Sometimes it helps to get a sneak peek of the forgotten word by way of the first letter or the number of syllables. The elusive word often eventually pops into consciousness, usually thanks to a ‘retrieval cue’ that’s strong enough to trigger its activation.
My advice? Look it up on the internet. No need to be a memory martyr. You don’t think twice about augmenting your vision with spectacles, so why not your memory?
Memory is scattered throughout the brain as neural activity that was stimulated when the original smell, sound, sight or emotion was experienced. So the process of remembering is a scavenger hunt around all these disparate, but connected, parts of the brain.
If you stimulate one aspect of the memory (a smell or an image), you can trigger activation of the linked memory circuit, which then brings forth the whole memory.
That’s why you might be unable to remember a single word of Abba’s Dancing Queen until someone else sings the first lyrics.
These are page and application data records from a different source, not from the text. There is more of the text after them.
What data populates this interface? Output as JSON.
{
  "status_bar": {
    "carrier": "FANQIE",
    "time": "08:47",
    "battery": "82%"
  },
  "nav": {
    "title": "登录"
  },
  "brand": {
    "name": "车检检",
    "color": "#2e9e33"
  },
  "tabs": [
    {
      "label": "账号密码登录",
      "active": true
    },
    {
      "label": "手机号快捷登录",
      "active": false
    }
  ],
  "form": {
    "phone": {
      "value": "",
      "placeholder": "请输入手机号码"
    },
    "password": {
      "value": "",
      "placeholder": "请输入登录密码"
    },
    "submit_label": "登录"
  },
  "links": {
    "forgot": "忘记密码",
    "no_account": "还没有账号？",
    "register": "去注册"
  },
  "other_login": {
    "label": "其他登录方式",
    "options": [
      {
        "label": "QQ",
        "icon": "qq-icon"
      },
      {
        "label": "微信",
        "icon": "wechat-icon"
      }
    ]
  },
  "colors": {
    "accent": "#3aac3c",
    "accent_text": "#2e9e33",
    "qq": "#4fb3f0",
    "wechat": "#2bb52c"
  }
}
Then you can belt out the entire song.
Now master the 3Rs – and ignore the pain
If you don’t revisit a memory, it’ll erode with the passage of time so, to retain it, you need to keep activating it with the 3Rs: reminiscence, rehearsal, repetition.
And if you want to forget a painful memory, don’t repeat the story of what happened, either with others or in your thoughts. If you discipline yourself to leave those memories alone, they’ll fade.
I know i came in here for something…
Often, you may find yourself having walked into a room but don’t know why you went in.
Instead of standing there, trying to force the answer into your conscious brain, return to the previous room – either physically or in your mind’s eye – to revisit the context.
It should graciously deliver the answer.
12 secrets of a better memory
Memory is affected by meaning, emotion, sleep, stress and context. So you can influence what your brain remembers and what it forgets.
1 PAY ATTENTION This means decreasing distractions (TV, radio and phone) and stop multi-tasking. Be present to the sensory, emotional and factual information in front of you: try yoga and mindfulness.
2 FORM A PICTURE
Ensure you can see what you’re trying to remember in your mind’s eye. A mental picture adds more neural connections, deepening the associations and making that memory more robust.
3 MAKE IT MEANINGFUL
Taxi drivers can recall more streets if they are listed in an order that can be driven. So create a story about the information or event you’re trying to remember and relate it to something you care about.
4 USE YOUR IMAGINATION
People with the best imaginations have the best memory. So visualise the memory – attach bizarre, surprising, sexy, vivid, funny, interactive elements to ensure it sticks.
5 LOCATE THAT IMAGE
Your brain is wired to remember where things are located. Take a moment to attach a special image to what you want to remember.
6 IT’S ALL ABOUT YOU
You’re more likely to remember a detail about yourself or something you did. So associate things with your personal history and opinions.
7 LOOK FOR THE DRAMA
Emotionally charged, pulse-zapping life experiences – both good and bad – are more likely to be consolidated and to be resistant to forgetting.
8 DITCH THE DULL
The memory system isn’t interested in the dull. If you want to remember more, step out of your routine and look for ways to make your day special, different or unusual.
9 USE STRONG CUES
Create multiple strong neural pathways (such as smell and emotion) that can lead to your memory’s activation.
10 BE POSITIVE
People who use negative words perform worse on memory tests. Your memory will function better if it has high self-esteem.
11 CHILL OUT
Chronic stress is no good for our ability to remember. Train your body to be less reactive to stress through yoga, meditation and exercise.
12 GET ENOUGH SLEEP
You need seven to nine hours a night. Sleep is critical for locking in long-term memories.
Much more from this fascinating article at: https://www.dailymail.co.uk/news/article-9915053/Why-forgetting-things-BEST-way-improve-memory.html